■ About this exercise:
In full and word for word, return the listing that follows.

■ Records for the task:
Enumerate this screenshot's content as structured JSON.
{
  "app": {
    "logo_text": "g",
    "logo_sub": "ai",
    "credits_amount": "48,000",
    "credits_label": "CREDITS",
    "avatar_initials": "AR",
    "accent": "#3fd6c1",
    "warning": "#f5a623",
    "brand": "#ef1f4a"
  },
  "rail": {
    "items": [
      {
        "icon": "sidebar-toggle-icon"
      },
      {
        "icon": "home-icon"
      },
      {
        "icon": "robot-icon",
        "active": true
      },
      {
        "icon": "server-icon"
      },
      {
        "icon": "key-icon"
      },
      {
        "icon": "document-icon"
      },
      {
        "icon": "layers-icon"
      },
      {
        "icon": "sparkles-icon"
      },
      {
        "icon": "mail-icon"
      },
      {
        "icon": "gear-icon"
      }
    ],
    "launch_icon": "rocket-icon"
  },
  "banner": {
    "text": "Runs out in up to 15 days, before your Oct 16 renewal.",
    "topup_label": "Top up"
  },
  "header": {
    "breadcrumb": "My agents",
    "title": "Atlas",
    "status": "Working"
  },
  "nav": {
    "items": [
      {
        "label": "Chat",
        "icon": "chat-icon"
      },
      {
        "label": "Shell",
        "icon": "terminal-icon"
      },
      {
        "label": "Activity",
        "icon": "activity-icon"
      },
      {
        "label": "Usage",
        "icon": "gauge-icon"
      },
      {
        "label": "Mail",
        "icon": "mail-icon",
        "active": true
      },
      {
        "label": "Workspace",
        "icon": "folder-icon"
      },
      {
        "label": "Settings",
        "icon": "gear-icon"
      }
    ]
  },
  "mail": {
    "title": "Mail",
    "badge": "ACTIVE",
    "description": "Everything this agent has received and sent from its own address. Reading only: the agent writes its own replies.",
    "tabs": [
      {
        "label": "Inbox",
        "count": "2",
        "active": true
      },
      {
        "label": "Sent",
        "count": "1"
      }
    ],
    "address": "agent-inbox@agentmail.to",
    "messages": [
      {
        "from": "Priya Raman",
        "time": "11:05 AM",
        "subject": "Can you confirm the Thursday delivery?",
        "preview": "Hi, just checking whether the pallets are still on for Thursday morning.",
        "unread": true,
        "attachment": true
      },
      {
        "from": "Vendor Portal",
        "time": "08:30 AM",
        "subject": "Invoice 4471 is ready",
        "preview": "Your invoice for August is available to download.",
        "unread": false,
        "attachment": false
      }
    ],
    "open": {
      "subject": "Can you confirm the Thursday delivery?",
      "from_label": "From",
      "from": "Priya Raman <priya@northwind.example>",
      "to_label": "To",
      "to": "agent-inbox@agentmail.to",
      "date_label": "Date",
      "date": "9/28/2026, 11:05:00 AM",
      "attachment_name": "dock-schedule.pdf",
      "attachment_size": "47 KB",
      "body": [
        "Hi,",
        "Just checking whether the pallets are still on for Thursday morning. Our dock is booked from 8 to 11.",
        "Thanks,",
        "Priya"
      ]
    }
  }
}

■ Exercise output:
Enumerate this screenshot's content as structured JSON.
{
  "app": {
    "logo_text": "g",
    "logo_sub": "ai",
    "credits_amount": "48,000",
    "credits_label": "CREDITS",
    "avatar_initials": "AR",
    "accent": "#3fd6c1",
    "warning": "#f5a623",
    "brand": "#ef1f4a"
  },
  "rail": {
    "items": [
      {
        "icon": "sidebar-toggle-icon"
      },
      {
        "icon": "home-icon"
      },
      {
        "icon": "robot-icon",
        "active": true
      },
      {
        "icon": "server-icon"
      },
      {
        "icon": "key-icon"
      },
      {
        "icon": "document-icon"
      },
      {
        "icon": "layers-icon"
      },
      {
        "icon": "sparkles-icon"
      },
      {
        "icon": "mail-icon"
      },
      {
        "icon": "gear-icon"
      }
    ],
    "launch_icon": "rocket-icon"
  },
  "banner": {
    "text": "Runs out in up to 15 days, before your Oct 16 renewal.",
    "topup_label": "Top up"
  },
  "header": {
    "breadcrumb": "My agents",
    "title": "Atlas",
    "status": "Working"
  },
  "nav": {
    "items": [
      {
        "label": "Chat",
        "icon": "chat-icon"
      },
      {
        "label": "Shell",
        "icon": "terminal-icon"
      },
      {
        "label": "Activity",
        "icon": "activity-icon"
      },
      {
        "label": "Usage",
        "icon": "gauge-icon"
      },
      {
        "label": "Mail",
        "icon": "mail-icon",
        "active": true
      },
      {
        "label": "Workspace",
        "icon": "folder-icon"
      },
      {
        "label": "Settings",
        "icon": "gear-icon"
      }
    ]
  },
  "mail": {
    "title": "Mail",
    "badge": "ACTIVE",
    "description": "Everything this agent has received and sent from its own address. Reading only: the agent writes its own replies.",
    "tabs": [
      {
        "label": "Inbox",
        "count": "2",
        "active": true
      },
      {
        "label": "Sent",
        "count": "1"
      }
    ],
    "address": "agent-inbox@agentmail.to",
    "messages": [
      {
        "from": "Priya Raman",
        "time": "11:05 AM",
        "subject": "Can you confirm the Thursday delivery?",
        "preview": "Hi, just checking whether the pallets are still on for Thursday morning.",
        "unread": true,
        "attachment": true
      },
      {
        "from": "Vendor Portal",
        "time": "08:30 AM",
        "subject": "Invoice 4471 is ready",
        "preview": "Your invoice for August is available to download.",
        "unread": false,
        "attachment": false
      }
    ],
    "open": {
      "subject": "Can you confirm the Thursday delivery?",
      "from_label": "From",
      "from": "Priya Raman <priya@northwind.example>",
      "to_label": "To",
      "to": "agent-inbox@agentmail.to",
      "date_label": "Date",
      "date": "9/28/2026, 11:05:00 AM",
      "attachment_name": "dock-schedule.pdf",
      "attachment_size": "47 KB",
      "body": [
        "Hi,",
        "Just checking whether the pallets are still on for Thursday morning. Our dock is booked from 8 to 11.",
        "Thanks,",
        "Priya"
      ]
    }
  }
}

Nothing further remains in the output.